> _Records from a data source_:
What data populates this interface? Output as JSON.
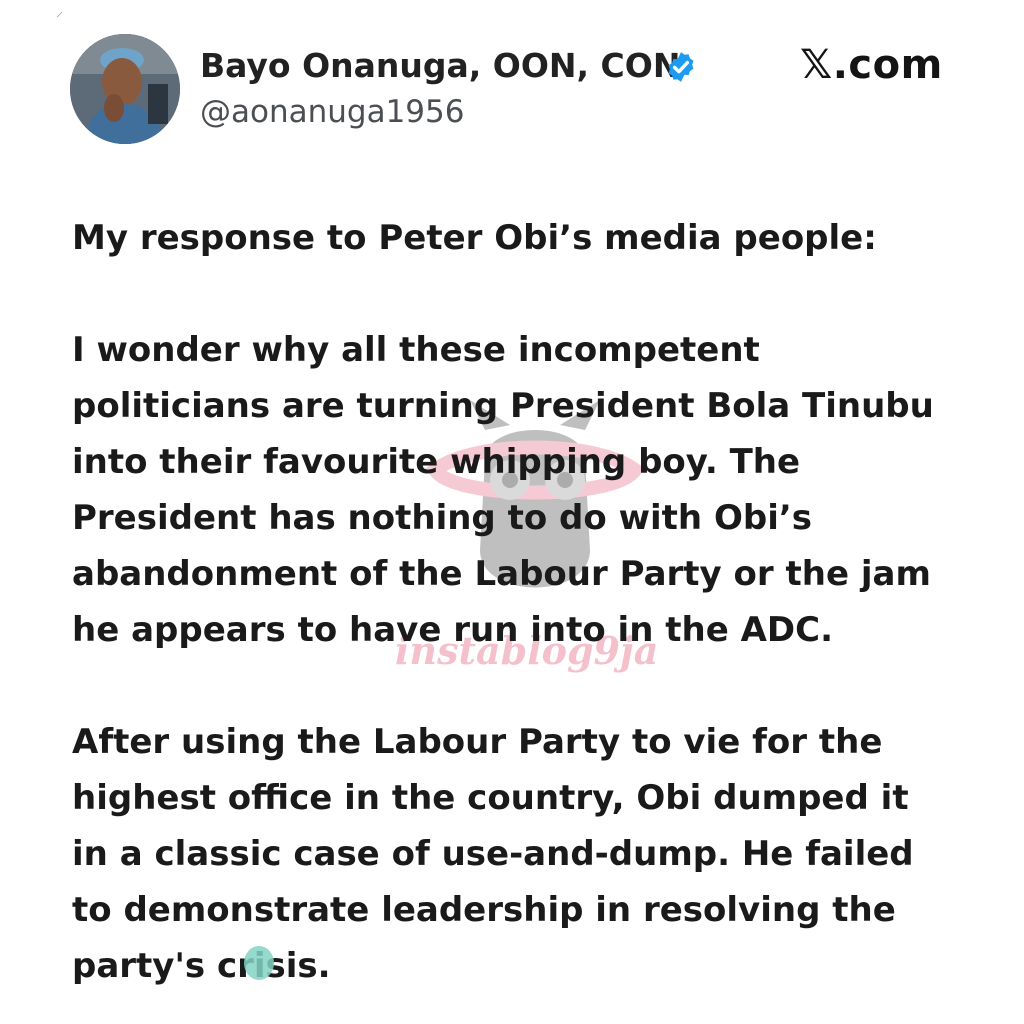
{
  "post": {
    "author_name": "Bayo Onanuga, OON, CON",
    "author_handle": "@aonanuga1956",
    "brand": "𝕏.com",
    "paragraphs": [
      "My response to Peter Obi’s media people:",
      "I wonder why all these incompetent\npoliticians are turning President Bola Tinubu\ninto their favourite whipping boy. The\nPresident has nothing to do with  Obi’s\nabandonment of the Labour Party or the jam\nhe appears to have run into in the ADC.",
      "After using the Labour Party to vie for the\nhighest office in the country, Obi dumped it\nin a classic case of use-and-dump. He failed\nto demonstrate leadership in resolving the\nparty's crisis."
    ]
  },
  "watermark": {
    "text": "instablog9ja"
  },
  "icons": {
    "verified": "verified-badge-icon",
    "avatar": "profile-avatar"
  },
  "colors": {
    "verified_blue": "#1d9bf0",
    "text": "#1a1a1a",
    "handle_gray": "#4b4f54",
    "watermark_pink": "#eb8ca0",
    "redaction_teal": "#82d3c4"
  }
}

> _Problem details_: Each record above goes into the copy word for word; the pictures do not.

> _Solution to this task_:
What data populates this interface? Output as JSON.
{
  "post": {
    "author_name": "Bayo Onanuga, OON, CON",
    "author_handle": "@aonanuga1956",
    "brand": "𝕏.com",
    "paragraphs": [
      "My response to Peter Obi’s media people:",
      "I wonder why all these incompetent\npoliticians are turning President Bola Tinubu\ninto their favourite whipping boy. The\nPresident has nothing to do with  Obi’s\nabandonment of the Labour Party or the jam\nhe appears to have run into in the ADC.",
      "After using the Labour Party to vie for the\nhighest office in the country, Obi dumped it\nin a classic case of use-and-dump. He failed\nto demonstrate leadership in resolving the\nparty's crisis."
    ]
  },
  "watermark": {
    "text": "instablog9ja"
  },
  "icons": {
    "verified": "verified-badge-icon",
    "avatar": "profile-avatar"
  },
  "colors": {
    "verified_blue": "#1d9bf0",
    "text": "#1a1a1a",
    "handle_gray": "#4b4f54",
    "watermark_pink": "#eb8ca0",
    "redaction_teal": "#82d3c4"
  }
}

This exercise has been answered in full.